If you spend a certain period of your university studies abroad you want to make sure that your achievements are adequately recognised. This can enable you to complete your period of studies abroad as an equivalent to the same period you would be studying at your home institution. You don’t want to spend more time studying towards your degree than you have to. The best thing to do is to speak to your international relations office about Erasmus+ opportunities that are compatible with your current programme of studies. It may also be wise to speak with your programme tutor about the requirements of your specific programme of study.
You may already be used to seeing the ECTS credit values listed behind your courses at your home institution. It might surprise you to know that this system was actually developed as a pilot scheme within the framework of the Erasmus programme in 1989, in order to aid the recognition of study periods abroad. The system uses ECTS credits which are based on the workload a student needs to complete in order to achieve a certain learning outcome. Usually, you should be awarded one credit point for every 25-30 hours of work. This is an equivalent of 60 ECTS credit points per full-time year of study.
This transparent system comes with many advantages, especially if you wish to have your learning outcomes recognised internationally. For Erasmus+ studies, the ECTS allow for your credits awarded from one programme to be transferred into another. However, you should be aware that this will only be possible if the degree-awarding institution recognises the associated leaning outcomes.
There are three parties involved in getting your credits from an Erasmus+ study abroad period recognised: your home institution, the host university and yourself.
It is recommended that you set up a Learning Agreement for mobility to ensure that your home institution will automatically recognise any credits obtained as long as these were previously stipulated within the agreement. In the event that you obtain any other credits that were not originally listed in the agreement, it will be up to your home institution to decide whether the credits will be recognised or not. It is advisable to seek to amend the learning agreement in the event of any changes to the agreed programme of study.
If you are planning to study through a joint programme the rules for the recognition of credits may already be listed in the programmes regulations. In this case you may not need an additional learning agreement.
You can usually find learning agreement templates for Erasmus+ study abroad periods on the international office website of your home institution or on the webpages designated to education and training on the official website of the European Commission.
This template is then to be filled out with the programme of studies you plan to follow, your language competency and especially the educational components and learning outcomes you wish to be recognised by your home institution after your return.
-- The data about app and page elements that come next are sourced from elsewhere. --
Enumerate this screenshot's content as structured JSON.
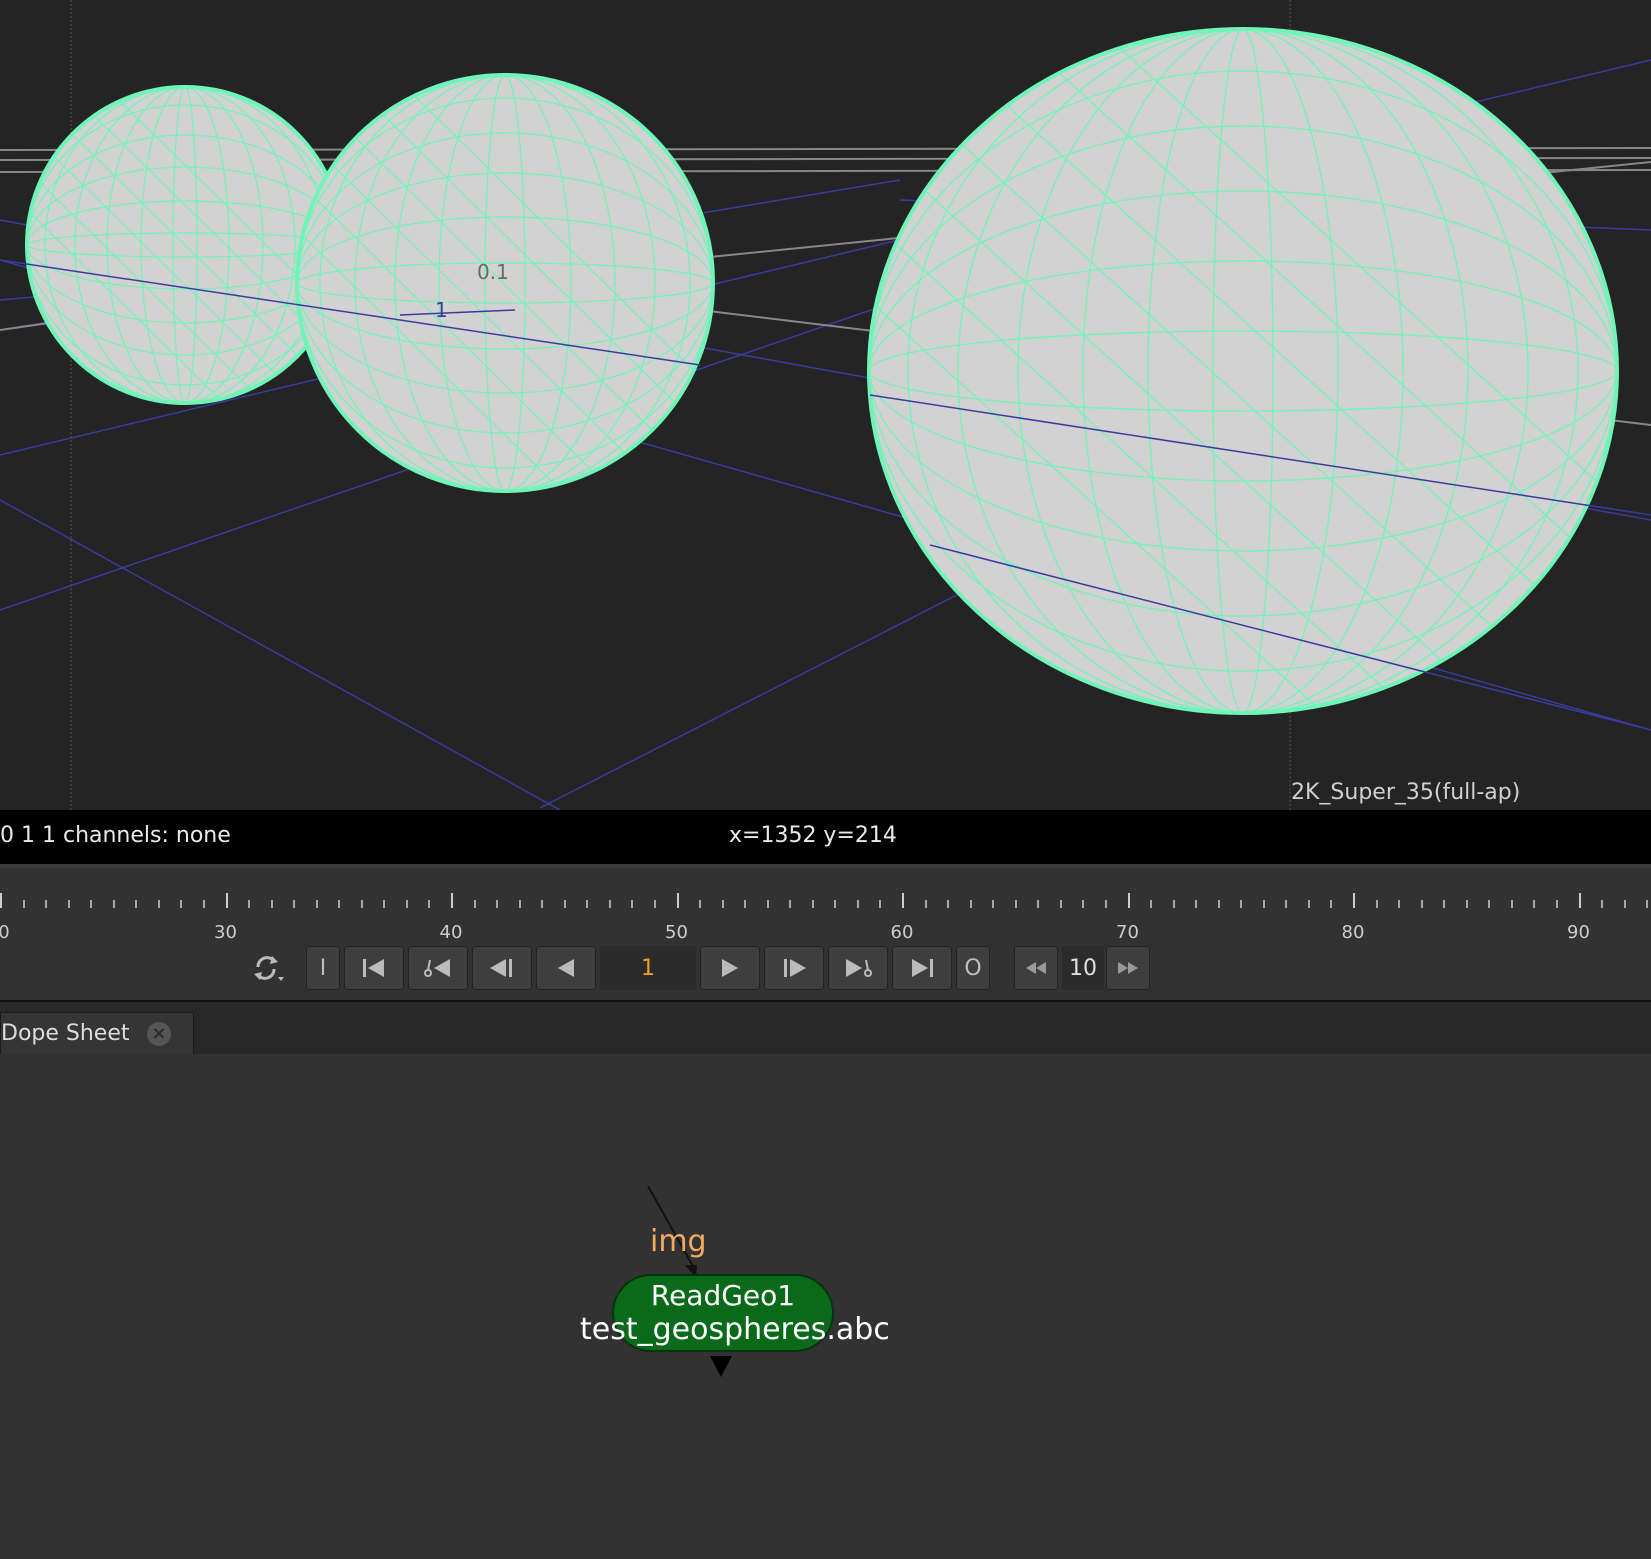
{
  "viewer": {
    "format_label": "2K_Super_35(full-ap)",
    "overlay_label_a": "0.1",
    "overlay_label_b": "1",
    "colors": {
      "background": "#242424",
      "wireframe": "#6ff5b8",
      "sphere_fill": "#d2d2d2",
      "grid": "#3a3aa0"
    }
  },
  "infobar": {
    "channels_text": "0 1 1 channels: none",
    "coords_text": "x=1352 y=214"
  },
  "timeline": {
    "tick_labels": [
      "0",
      "30",
      "40",
      "50",
      "60",
      "70",
      "80",
      "90"
    ],
    "current_frame": "1",
    "step_value": "10",
    "in_button_label": "I",
    "out_button_label": "O"
  },
  "tabs": [
    {
      "label": "Dope Sheet"
    }
  ],
  "nodegraph": {
    "input_label": "img",
    "node": {
      "name": "ReadGeo1",
      "file": "test_geospheres.abc",
      "color": "#0a6a1a"
    }
  }
}
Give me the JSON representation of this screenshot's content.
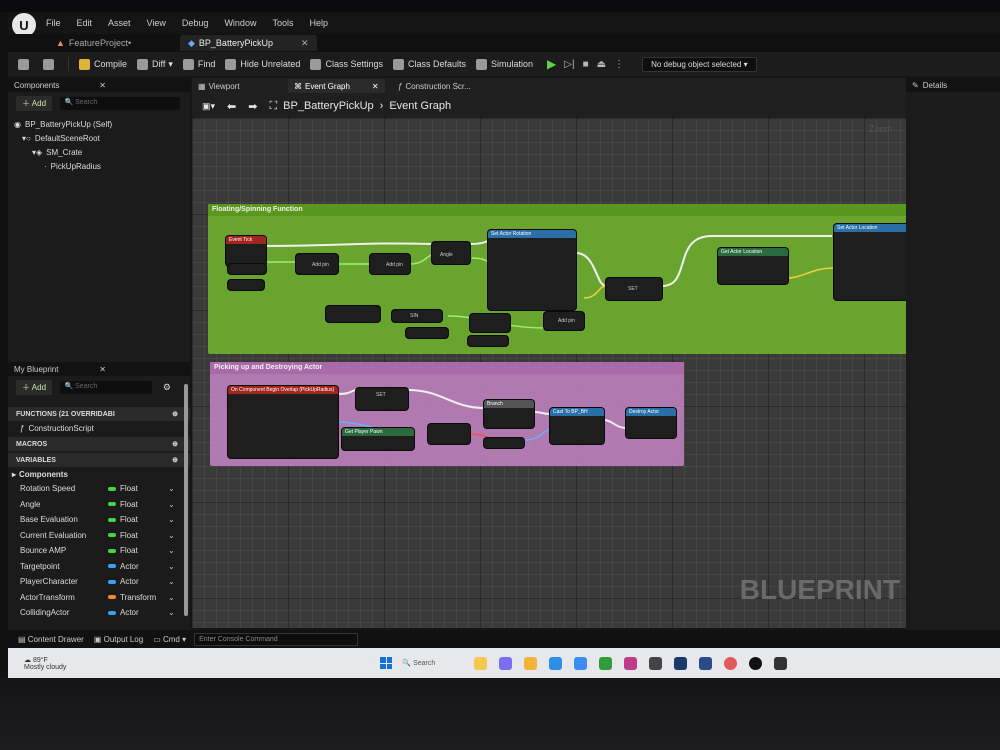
{
  "menu": [
    "File",
    "Edit",
    "Asset",
    "View",
    "Debug",
    "Window",
    "Tools",
    "Help"
  ],
  "doc_tabs": [
    {
      "label": "FeatureProject•"
    },
    {
      "label": "BP_BatteryPickUp"
    }
  ],
  "toolbar": {
    "compile": "Compile",
    "diff": "Diff",
    "find": "Find",
    "hide_unrelated": "Hide Unrelated",
    "class_settings": "Class Settings",
    "class_defaults": "Class Defaults",
    "simulation": "Simulation",
    "debug_object": "No debug object selected"
  },
  "components": {
    "tab": "Components",
    "add": "Add",
    "search_placeholder": "Search",
    "tree": [
      "BP_BatteryPickUp (Self)",
      "DefaultSceneRoot",
      "SM_Crate",
      "PickUpRadius"
    ]
  },
  "my_blueprint": {
    "tab": "My Blueprint",
    "add": "Add",
    "search_placeholder": "Search",
    "functions": "FUNCTIONS (21 OVERRIDABI",
    "construction_script": "ConstructionScript",
    "macros": "MACROS",
    "variables": "VARIABLES",
    "components": "Components",
    "vars": [
      {
        "name": "Rotation Speed",
        "type": "Float",
        "color": "#4bd04b"
      },
      {
        "name": "Angle",
        "type": "Float",
        "color": "#4bd04b"
      },
      {
        "name": "Base Evaluation",
        "type": "Float",
        "color": "#4bd04b"
      },
      {
        "name": "Current Evaluation",
        "type": "Float",
        "color": "#4bd04b"
      },
      {
        "name": "Bounce AMP",
        "type": "Float",
        "color": "#4bd04b"
      },
      {
        "name": "Targetpoint",
        "type": "Actor",
        "color": "#3fa0ff"
      },
      {
        "name": "PlayerCharacter",
        "type": "Actor",
        "color": "#3fa0ff"
      },
      {
        "name": "ActorTransform",
        "type": "Transform",
        "color": "#f08a2c"
      },
      {
        "name": "CollidingActor",
        "type": "Actor",
        "color": "#3fa0ff"
      }
    ]
  },
  "graph_tabs": [
    {
      "label": "Viewport"
    },
    {
      "label": "Event Graph"
    },
    {
      "label": "Construction Scr..."
    }
  ],
  "breadcrumb": {
    "blueprint": "BP_BatteryPickUp",
    "graph": "Event Graph"
  },
  "zoom": "Zoom",
  "comments": [
    {
      "title": "Floating/Spinning Function",
      "color": "#6aad2c"
    },
    {
      "title": "Picking up and Destroying Actor",
      "color": "#b77ab7"
    }
  ],
  "nodes_green": [
    "Event Tick",
    "Add pin",
    "Add pin",
    "Angle",
    "Set Actor Rotation",
    "SET",
    "Get Actor Location",
    "Set Actor Location",
    "SIN",
    "Add pin"
  ],
  "nodes_pink": [
    "On Component Begin Overlap (PickUpRadius)",
    "SET",
    "Get Player Pawn",
    "Branch",
    "Cast To BP_BH",
    "Destroy Actor"
  ],
  "watermark": "BLUEPRINT",
  "details_tab": "Details",
  "bottom": {
    "content_drawer": "Content Drawer",
    "output_log": "Output Log",
    "cmd": "Cmd",
    "console_placeholder": "Enter Console Command"
  },
  "taskbar": {
    "temp": "89°F",
    "weather": "Mostly cloudy",
    "search": "Search"
  }
}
Make sure you discuss your options with your programme tutor first in order to ensure you have chosen the most appropriate modules for yourself, as it is very difficult to change the agreement at a later stage. After your selection has been approved, the Learning Agreement needs to be signed by your home institution, the host institution as well as yourself.
By signing it, your host university confirms that you will be able to participate in the planned course units or modules and that they will provide you with the necessary learning activities. Your home institution confirms to recognise your gained credits at the host university and you confirm that you will complete the listed activities in order for them to be recognised.
It is a good idea for you to keep a copy of the learning agreement somewhere safe. A good place that is always accessible is your email account, for example. Together with the Transcript of Records, the Learning Agreement is essential to guarantee full recognition of your studies abroad.
Your Transcript of Records is the document that records your up-to-date progress at the end of each semester or year. These are often stored in your student file in the exams office of your home institution. Before you leave for your studies abroad, your home institution will send a copy of your current Transcript of Records to the host university in order to provide the host institution with all necessary information about the previously completed components of your programme. After your time abroad the host university will then send a Transcript of Records back to your home institution to certify the work you have completed during your studies abroad.
Depending on the requirements of your initial programme of study, your grades will either be converted into the equivalent grading system of your home institution or will be recognised in the form of PASS or FAIL.
Unless your time abroad was part of a placement, it is more common for your credits to be recognised with grades.
The grading systems vary substantially throughout Europe. It is important that you understand how your grades will be converted. A basic google search of the equivalence of the particular national grading systems will give you a first idea, however, it is always advisable to check with your home institution, what conversion they use before you leave, in order to help you understand the value of your grades abroad.